How could it be that a state devoid of any physical pain could cause such mental and emotional anguish? The answer from an existential point of view is pretty obvious. Boredom is a symptom reminding you that you are wasting your life by not following the individual path necessary for your self-actualization. As we have written about, boredom is depression, just earlier on in the continuum, and if we think of depression as having turned away completely from life we can think of boredom as still being turned towards life in general but having turned away from the life you know is yours deep down.

Of course everyone gets bored sometimes, but those who are sure they are self-actualizing through their particular pursuits rarely experience the state because they are focused in like laser beams. They don’t need distractions because their attention is fully engaged in their productive work.

Many in our modern world choose their work path primarily as a route to riches and only secondarily as a route to personal meaning rather than primarily as a route to personal meaning and secondarily as a way to support themselves, and this is probably one of the reasons why they are constantly afflicted with boredom, since their choice does not represent a deep yearning for personal fulfillment but rather a superficial yearning for external success. And all that money ends up affording them even more free time in which to be bored. As Schopenhauer bluntly put it, “The crowd of miserable wretches whose one aim in life is to fill their purses but never to put anything into their heads, offers a singular instance of this torment of boredom. Their wealth becomes a punishment by delivering them up to the misery of having nothing to do; for, to escape it, they will rush about in all directions, traveling here, there, and everywhere. No sooner do they arrive in a place than they are anxious to know what amusements it affords; just as though they were beggars asking where they could receive a dole! Of a truth, need and boredom are the two poles of human life” (Schopenhauer, Essays of Arthur Schopenhauer, Kindle Version Loc 92).

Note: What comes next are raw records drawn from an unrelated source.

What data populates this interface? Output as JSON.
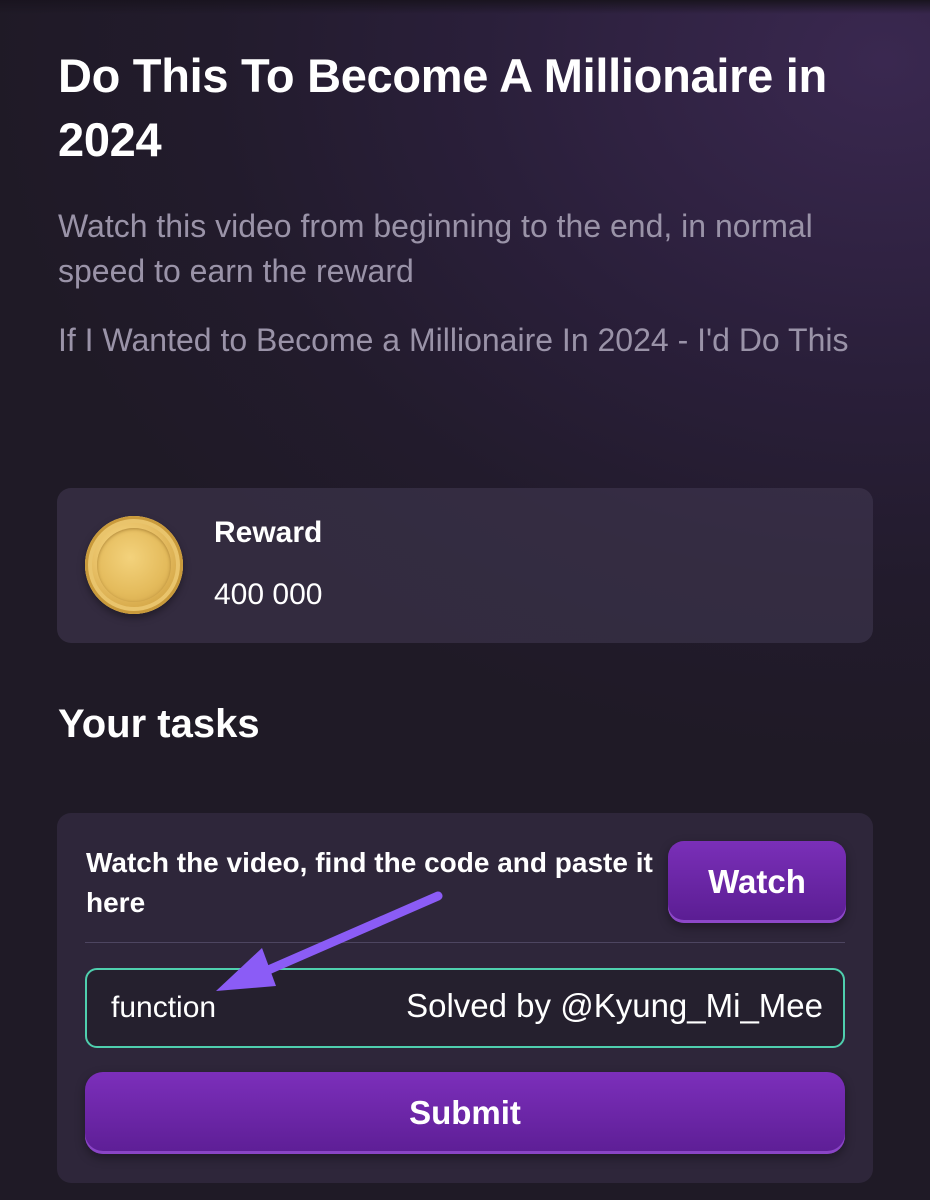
{
  "header": {
    "title": "Do This To Become A Millionaire in 2024",
    "description": "Watch this video from beginning to the end, in normal speed to earn the reward",
    "video_title": "If I Wanted to Become a Millionaire In 2024 - I'd Do This"
  },
  "reward": {
    "label": "Reward",
    "value": "400 000",
    "icon": "coin-icon"
  },
  "tasks": {
    "heading": "Your tasks",
    "task_text": "Watch the video, find the code and paste it here",
    "watch_label": "Watch",
    "code_value": "function",
    "submit_label": "Submit"
  },
  "annotation": {
    "watermark_text": "Solved by @Kyung_Mi_Mee",
    "arrow_color": "#8b5cf6"
  },
  "colors": {
    "accent_purple": "#6a26a6",
    "input_border": "#4fcfae",
    "muted_text": "#9a93a8"
  }
}
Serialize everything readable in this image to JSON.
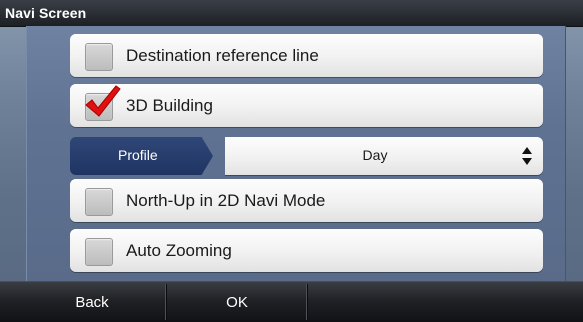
{
  "title": "Navi Screen",
  "options": [
    {
      "label": "Destination reference line",
      "checked": false
    },
    {
      "label": "3D Building",
      "checked": true
    },
    {
      "label": "North-Up in 2D Navi Mode",
      "checked": false
    },
    {
      "label": "Auto Zooming",
      "checked": false
    }
  ],
  "profile": {
    "label": "Profile",
    "value": "Day"
  },
  "bottombar": {
    "back_label": "Back",
    "ok_label": "OK"
  },
  "colors": {
    "check_red": "#e01010",
    "profile_tab": "#243b6a"
  }
}
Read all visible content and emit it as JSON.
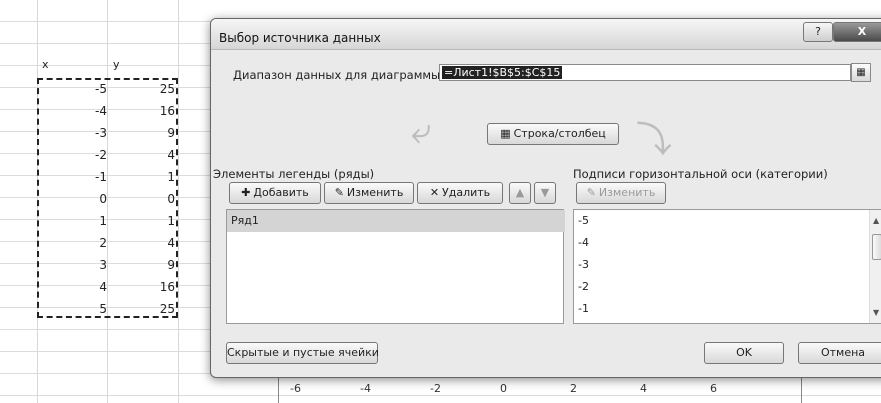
{
  "sheet": {
    "col_x": "x",
    "col_y": "y",
    "x_values": [
      "-5",
      "-4",
      "-3",
      "-2",
      "-1",
      "0",
      "1",
      "2",
      "3",
      "4",
      "5"
    ],
    "y_values": [
      "25",
      "16",
      "9",
      "4",
      "1",
      "0",
      "1",
      "4",
      "9",
      "16",
      "25"
    ],
    "chart_axis_ticks": [
      "-6",
      "-4",
      "-2",
      "0",
      "2",
      "4",
      "6"
    ]
  },
  "dialog": {
    "title": "Выбор источника данных",
    "help_label": "?",
    "close_label": "X",
    "range_label": "Диапазон данных для диаграммы:",
    "range_value": "=Лист1!$B$5:$C$15",
    "switch_label": "Строка/столбец",
    "legend_section_label": "Элементы легенды (ряды)",
    "axis_section_label": "Подписи горизонтальной оси (категории)",
    "add_label": "Добавить",
    "edit_label": "Изменить",
    "delete_label": "Удалить",
    "axis_edit_label": "Изменить",
    "series": [
      "Ряд1"
    ],
    "categories": [
      "-5",
      "-4",
      "-3",
      "-2",
      "-1"
    ],
    "hidden_cells_label": "Скрытые и пустые ячейки",
    "ok_label": "OK",
    "cancel_label": "Отмена"
  },
  "icons": {
    "collapse": "collapse-dialog-icon",
    "switch": "switch-row-column-icon",
    "add": "add-icon",
    "edit": "edit-icon",
    "delete": "delete-icon",
    "move_up": "move-up-icon",
    "move_down": "move-down-icon"
  }
}
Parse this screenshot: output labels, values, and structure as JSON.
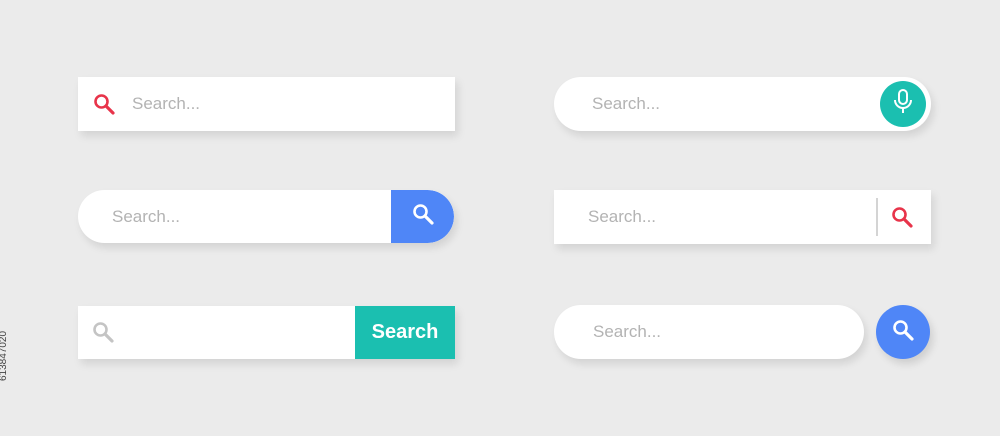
{
  "colors": {
    "background": "#ebebeb",
    "red": "#e8344a",
    "blue": "#4f86f7",
    "teal": "#1bbfb0",
    "placeholder": "#b3b3b3"
  },
  "search_bars": [
    {
      "placeholder": "Search...",
      "icon": "search-icon"
    },
    {
      "placeholder": "Search...",
      "icon": "mic-icon"
    },
    {
      "placeholder": "Search...",
      "icon": "search-icon"
    },
    {
      "placeholder": "Search...",
      "icon": "search-icon"
    },
    {
      "placeholder": "",
      "button_label": "Search",
      "icon": "search-icon"
    },
    {
      "placeholder": "Search...",
      "icon": "search-icon"
    }
  ],
  "stock_id": "613847020"
}
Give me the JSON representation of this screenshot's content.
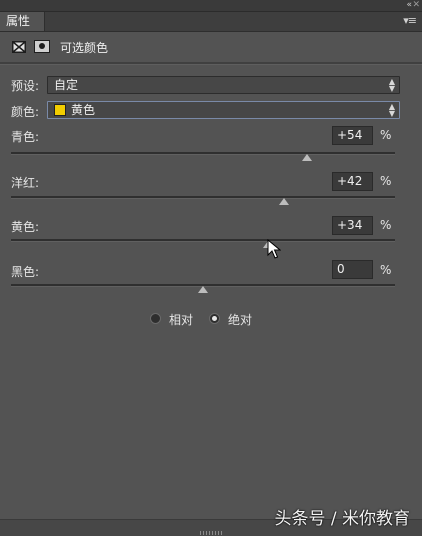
{
  "panel": {
    "tab_label": "属性",
    "collapse_icon": "«",
    "menu_icon": "≡"
  },
  "header": {
    "adj_icon": "selective-color-adjustment-icon",
    "mask_icon": "layer-mask-icon",
    "title": "可选颜色"
  },
  "preset": {
    "label": "预设:",
    "value": "自定"
  },
  "colors": {
    "label": "颜色:",
    "value": "黄色",
    "swatch_color": "#f2cd00"
  },
  "sliders": [
    {
      "label": "青色:",
      "value": "+54",
      "unit": "%",
      "percent": 54
    },
    {
      "label": "洋红:",
      "value": "+42",
      "unit": "%",
      "percent": 42
    },
    {
      "label": "黄色:",
      "value": "+34",
      "unit": "%",
      "percent": 34
    },
    {
      "label": "黑色:",
      "value": "0",
      "unit": "%",
      "percent": 0
    }
  ],
  "method": {
    "relative_label": "相对",
    "absolute_label": "绝对",
    "selected": "absolute"
  },
  "watermark": "头条号 / 米你教育"
}
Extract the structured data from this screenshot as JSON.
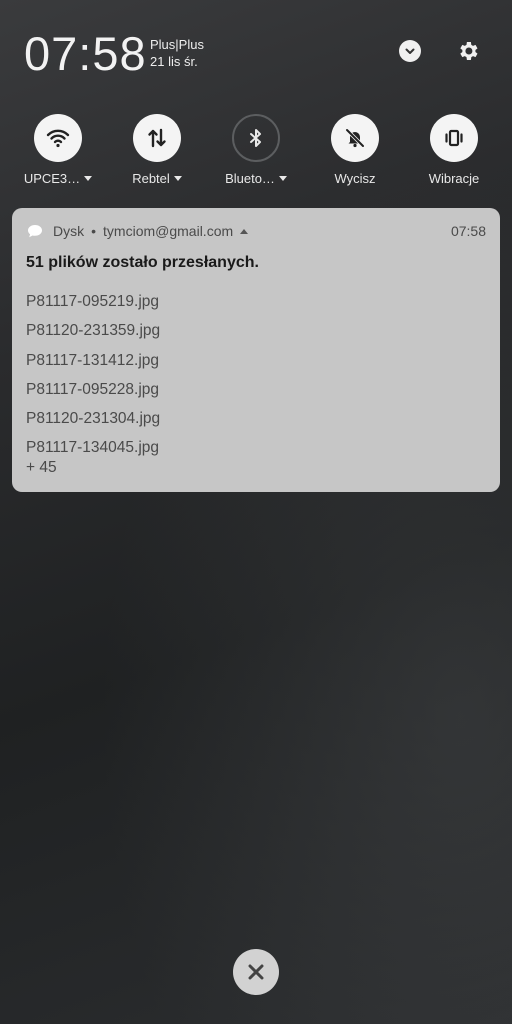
{
  "status": {
    "clock": "07:58",
    "carrier": "Plus|Plus",
    "date": "21 lis śr."
  },
  "quick_settings": [
    {
      "label": "UPCE3…",
      "icon": "wifi-icon",
      "active": true,
      "has_menu": true
    },
    {
      "label": "Rebtel",
      "icon": "mobile-data-icon",
      "active": true,
      "has_menu": true
    },
    {
      "label": "Blueto…",
      "icon": "bluetooth-icon",
      "active": false,
      "has_menu": true
    },
    {
      "label": "Wycisz",
      "icon": "mute-icon",
      "active": true,
      "has_menu": false
    },
    {
      "label": "Wibracje",
      "icon": "vibrate-icon",
      "active": true,
      "has_menu": false
    }
  ],
  "notification": {
    "app": "Dysk",
    "account": "tymciom@gmail.com",
    "time": "07:58",
    "title": "51 plików zostało przesłanych.",
    "files": [
      "P81117-095219.jpg",
      "P81120-231359.jpg",
      "P81117-131412.jpg",
      "P81117-095228.jpg",
      "P81120-231304.jpg",
      "P81117-134045.jpg"
    ],
    "more": "+ 45"
  },
  "colors": {
    "card_bg": "#c6c6c6",
    "tile_active": "#f4f4f4",
    "background": "#242628"
  }
}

The point of all this from an existential point of view is that no amount of diversions will cure boredom because diversions only treat the symptoms, not the root cause. And the root cause is that you are betraying your one and only chance to self-actualize, to become the person you know you are deep down, and so you are rebelling against the path you have chosen by not feeling engaged in the process.